LONDON (Reuters) – Russia has designated the International Transport Workers’ Federation (ITF) as an “undesirable” organisation in a step the union said will have significant ramifications for 1.6 million Russian members, the ITF said on Friday.
The label “undesirable” has been applied to dozens of foreign groups since Moscow began using the classification in 2015, and effectively bans an organisation outright.
Russia’s Prosecutor General said in a Sept. 5 statement that the ITF posed a “threat” to Russia’s constitutional order.
Russia’s transport ministry declined to comment when contacted on Friday.
The London-headquartered ITF said it refuted all allegations and said it existed “to protect and improve workers’ lives”.
“This designation will have significant ramifications for the 1.65 million Russian transport workers affiliated to the ITF at the time this designation was announced,” it said in a statement on Friday, adding that tens of thousands of Russian seafarers, who sail on ships covered by ITF-approved collective agreements, would be impacted.
“ITF continues to treat Russian seafarers the same as any other seafarer seeking our assistance and support.”
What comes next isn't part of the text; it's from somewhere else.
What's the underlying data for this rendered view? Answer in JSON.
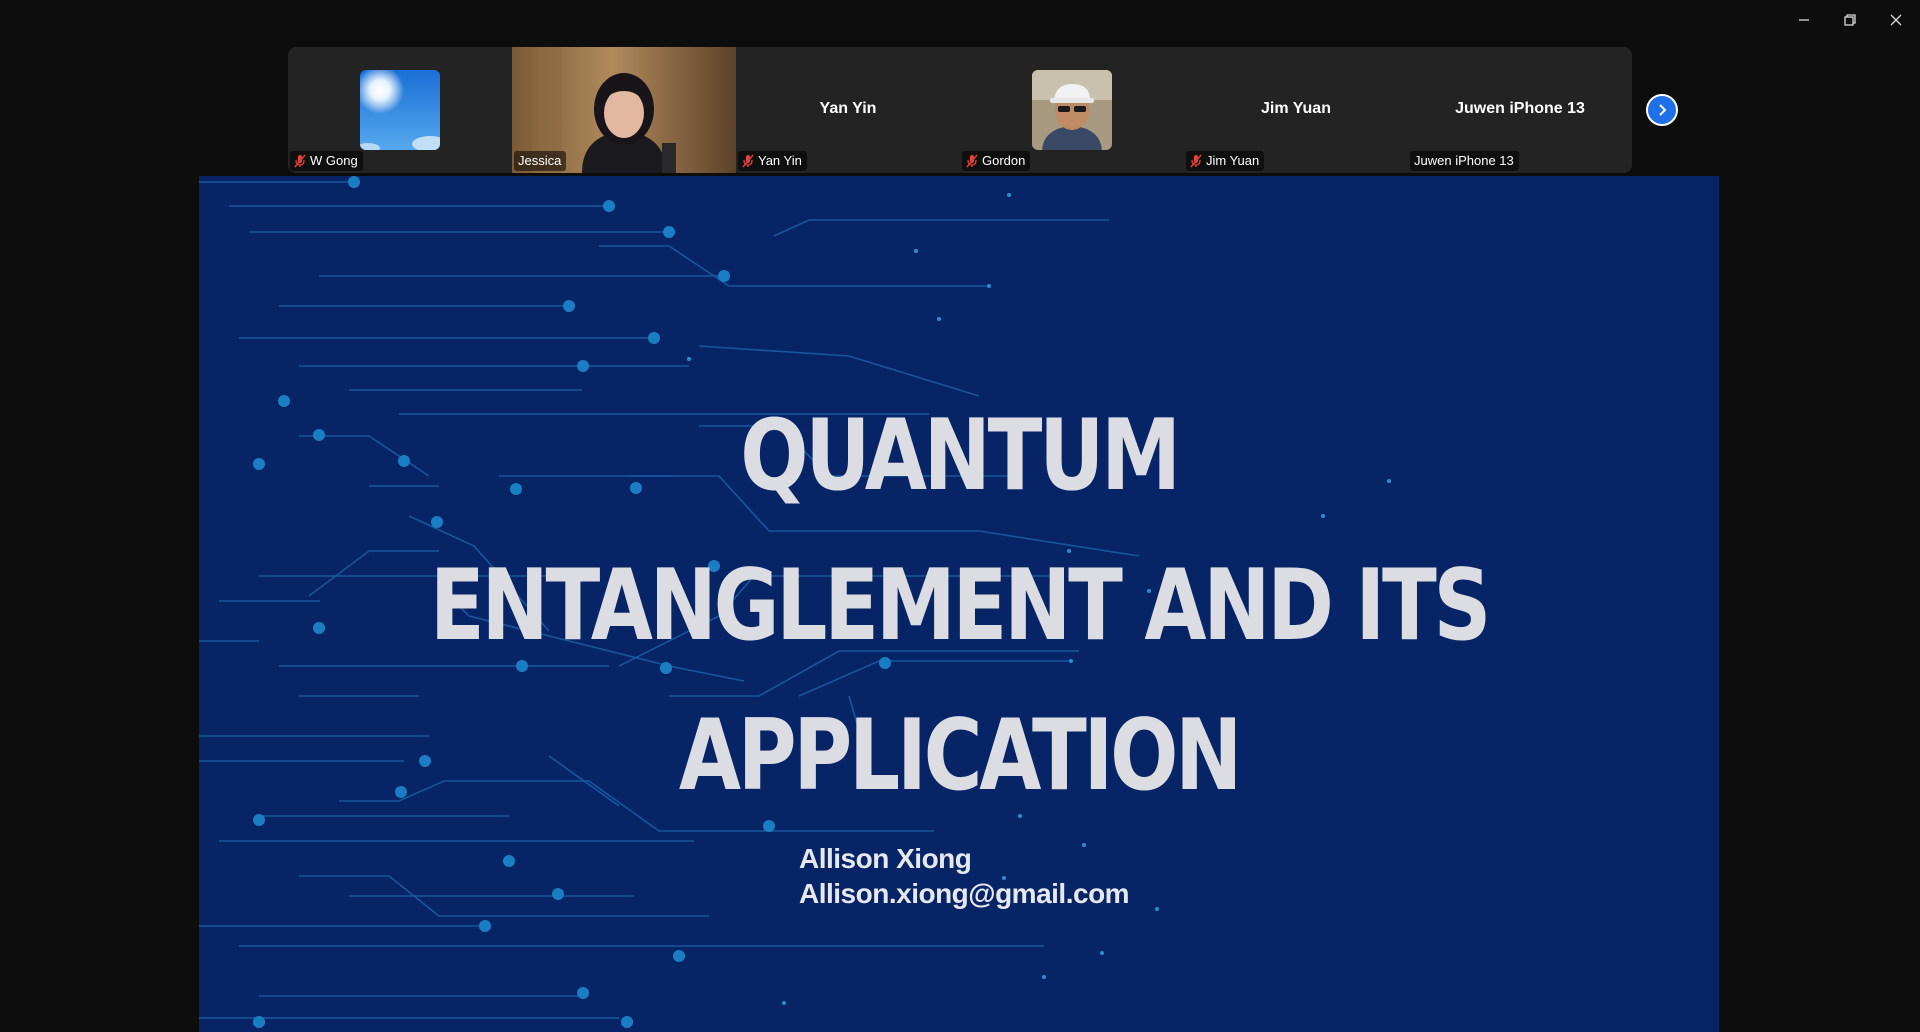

The ITF is an affiliate-led movement of 740 transport workers’ unions across the world, and says it is “the voice of the 20 million transport workers who move the world”.
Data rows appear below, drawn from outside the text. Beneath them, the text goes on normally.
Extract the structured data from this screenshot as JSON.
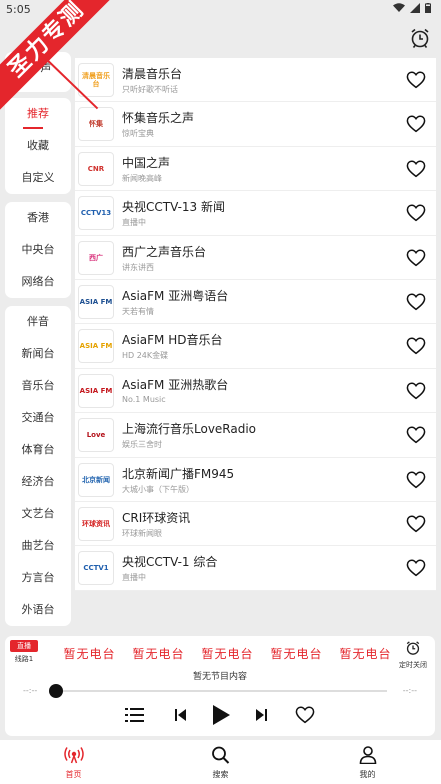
{
  "status": {
    "time": "5:05"
  },
  "corner_banner": "圣力专测",
  "sidebar": {
    "top_partial": "声",
    "group1": [
      "推荐",
      "收藏",
      "自定义"
    ],
    "group2": [
      "香港",
      "中央台",
      "网络台"
    ],
    "group3": [
      "伴音",
      "新闻台",
      "音乐台",
      "交通台",
      "体育台",
      "经济台",
      "文艺台",
      "曲艺台",
      "方言台",
      "外语台"
    ]
  },
  "stations": [
    {
      "name": "清晨音乐台",
      "sub": "只听好歌不听话",
      "logo_text": "清晨音乐台",
      "logo_color": "#f0a020"
    },
    {
      "name": "怀集音乐之声",
      "sub": "惊听宝典",
      "logo_text": "怀集",
      "logo_color": "#c0392b"
    },
    {
      "name": "中国之声",
      "sub": "新闻晚高峰",
      "logo_text": "CNR",
      "logo_color": "#d0312d"
    },
    {
      "name": "央视CCTV-13 新闻",
      "sub": "直播中",
      "logo_text": "CCTV13",
      "logo_color": "#1f5fae"
    },
    {
      "name": "西广之声音乐台",
      "sub": "讲东讲西",
      "logo_text": "西广",
      "logo_color": "#d8307a"
    },
    {
      "name": "AsiaFM 亚洲粤语台",
      "sub": "天若有情",
      "logo_text": "ASIA FM",
      "logo_color": "#1d4f91"
    },
    {
      "name": "AsiaFM HD音乐台",
      "sub": "HD 24K金碟",
      "logo_text": "ASIA FM",
      "logo_color": "#e5a200"
    },
    {
      "name": "AsiaFM 亚洲热歌台",
      "sub": "No.1 Music",
      "logo_text": "ASIA FM",
      "logo_color": "#c4161c"
    },
    {
      "name": "上海流行音乐LoveRadio",
      "sub": "娱乐三舍时",
      "logo_text": "Love",
      "logo_color": "#b4121b"
    },
    {
      "name": "北京新闻广播FM945",
      "sub": "大城小事（下午版）",
      "logo_text": "北京新闻",
      "logo_color": "#2566b0"
    },
    {
      "name": "CRI环球资讯",
      "sub": "环球新闻眼",
      "logo_text": "环球资讯",
      "logo_color": "#d42121"
    },
    {
      "name": "央视CCTV-1 综合",
      "sub": "直播中",
      "logo_text": "CCTV1",
      "logo_color": "#1f5fae"
    }
  ],
  "player": {
    "live_badge": "直播",
    "route": "线路1",
    "marquee": [
      "暂无电台",
      "暂无电台",
      "暂无电台",
      "暂无电台",
      "暂无电台"
    ],
    "timer_label": "定时关闭",
    "program": "暂无节目内容",
    "time_left": "--:--",
    "time_right": "--:--",
    "progress": 0
  },
  "nav": [
    {
      "label": "首页",
      "icon": "radio-icon",
      "active": true
    },
    {
      "label": "搜索",
      "icon": "search-icon",
      "active": false
    },
    {
      "label": "我的",
      "icon": "user-icon",
      "active": false
    }
  ],
  "colors": {
    "accent": "#e4262c",
    "background": "#ececec"
  }
}
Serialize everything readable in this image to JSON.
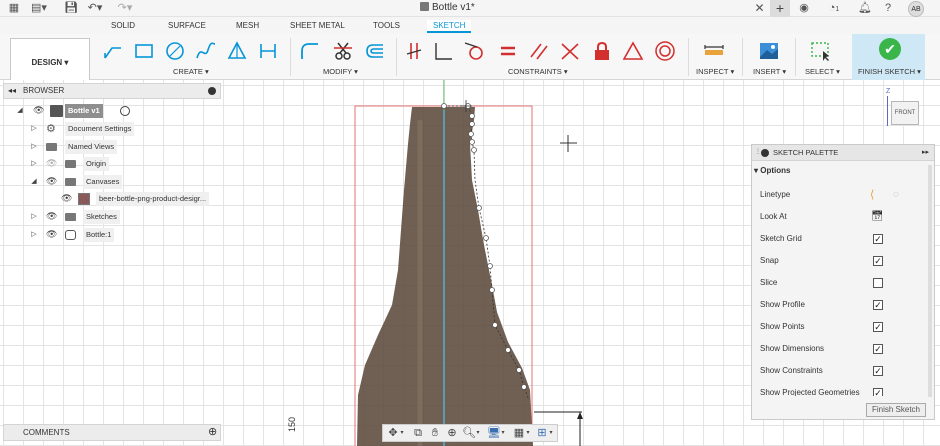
{
  "titlebar": {
    "doc_title": "Bottle v1*",
    "notifications_count": "1",
    "user_initials": "AB",
    "icons": [
      "grid-menu-icon",
      "file-menu-icon",
      "save-icon",
      "undo-icon",
      "redo-icon",
      "close-tab-icon",
      "new-tab-icon",
      "extensions-icon",
      "job-status-icon",
      "notifications-icon",
      "help-icon"
    ]
  },
  "workspace_tabs": [
    "SOLID",
    "SURFACE",
    "MESH",
    "SHEET METAL",
    "TOOLS",
    "SKETCH"
  ],
  "active_tab": "SKETCH",
  "ribbon": {
    "design_label": "DESIGN ▾",
    "groups": {
      "create": "CREATE ▾",
      "modify": "MODIFY ▾",
      "constraints": "CONSTRAINTS ▾",
      "inspect": "INSPECT ▾",
      "insert": "INSERT ▾",
      "select": "SELECT ▾",
      "finish": "FINISH SKETCH ▾"
    },
    "accent": "#0696d7",
    "constraint_color": "#d32f2f"
  },
  "browser": {
    "title": "BROWSER",
    "root": "Bottle v1",
    "items": [
      "Document Settings",
      "Named Views",
      "Origin",
      "Canvases",
      "beer-bottle-png-product-desigr...",
      "Sketches",
      "Bottle:1"
    ]
  },
  "comments": {
    "title": "COMMENTS"
  },
  "viewcube": {
    "face": "FRONT",
    "axis": "Z"
  },
  "dimension_text": "150",
  "palette": {
    "title": "SKETCH PALETTE",
    "section": "Options",
    "rows": [
      {
        "label": "Linetype",
        "control": "icons"
      },
      {
        "label": "Look At",
        "control": "icon"
      },
      {
        "label": "Sketch Grid",
        "checked": true
      },
      {
        "label": "Snap",
        "checked": true
      },
      {
        "label": "Slice",
        "checked": false
      },
      {
        "label": "Show Profile",
        "checked": true
      },
      {
        "label": "Show Points",
        "checked": true
      },
      {
        "label": "Show Dimensions",
        "checked": true
      },
      {
        "label": "Show Constraints",
        "checked": true
      },
      {
        "label": "Show Projected Geometries",
        "checked": true
      }
    ],
    "finish_button": "Finish Sketch"
  }
}
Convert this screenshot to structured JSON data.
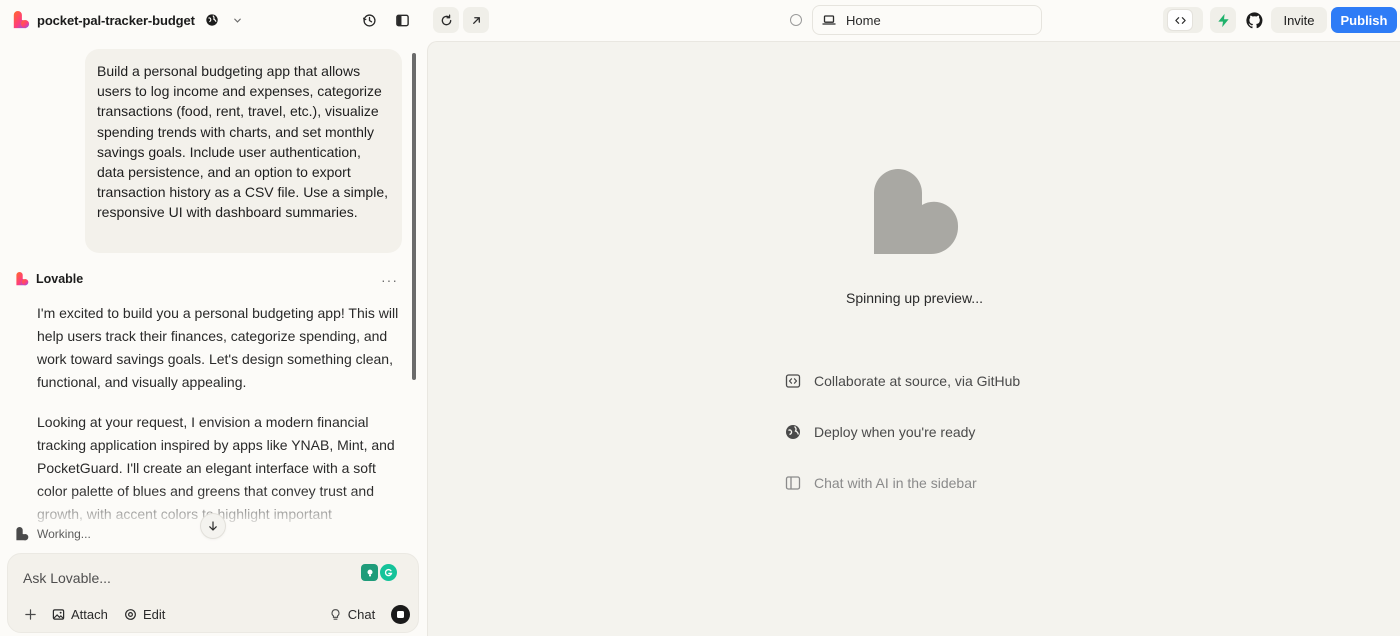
{
  "header": {
    "project_name": "pocket-pal-tracker-budget",
    "route": "Home",
    "invite_label": "Invite",
    "publish_label": "Publish"
  },
  "chat": {
    "user_message": "Build a personal budgeting app that allows users to log income and expenses, categorize transactions (food, rent, travel, etc.), visualize spending trends with charts, and set monthly savings goals. Include user authentication, data persistence, and an option to export transaction history as a CSV file. Use a simple, responsive UI with dashboard summaries.",
    "assistant_name": "Lovable",
    "assistant_paragraphs": [
      "I'm excited to build you a personal budgeting app! This will help users track their finances, categorize spending, and work toward savings goals. Let's design something clean, functional, and visually appealing.",
      "Looking at your request, I envision a modern financial tracking application inspired by apps like YNAB, Mint, and PocketGuard. I'll create an elegant interface with a soft color palette of blues and greens that convey trust and growth, with accent colors to highlight important"
    ],
    "more_label": "···",
    "working_label": "Working...",
    "input_placeholder": "Ask Lovable...",
    "attach_label": "Attach",
    "edit_label": "Edit",
    "chat_mode_label": "Chat"
  },
  "preview": {
    "status_text": "Spinning up preview...",
    "features": [
      {
        "icon": "code-icon",
        "label": "Collaborate at source, via GitHub"
      },
      {
        "icon": "globe-icon",
        "label": "Deploy when you're ready"
      },
      {
        "icon": "sidebar-icon",
        "label": "Chat with AI in the sidebar"
      }
    ]
  },
  "colors": {
    "accent": "#2e7cf6",
    "background": "#fcfbf8",
    "preview_bg": "#f4f3ee",
    "placeholder_heart": "#a9a8a3",
    "bolt_green": "#1fb26b"
  }
}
The Russian branch of Greenpeace said in May it would shut down after authorities declared the environmental group undesirable.
(Reporting by Jonathan Saul and Reuters reporters, Editing by Angus MacSwan)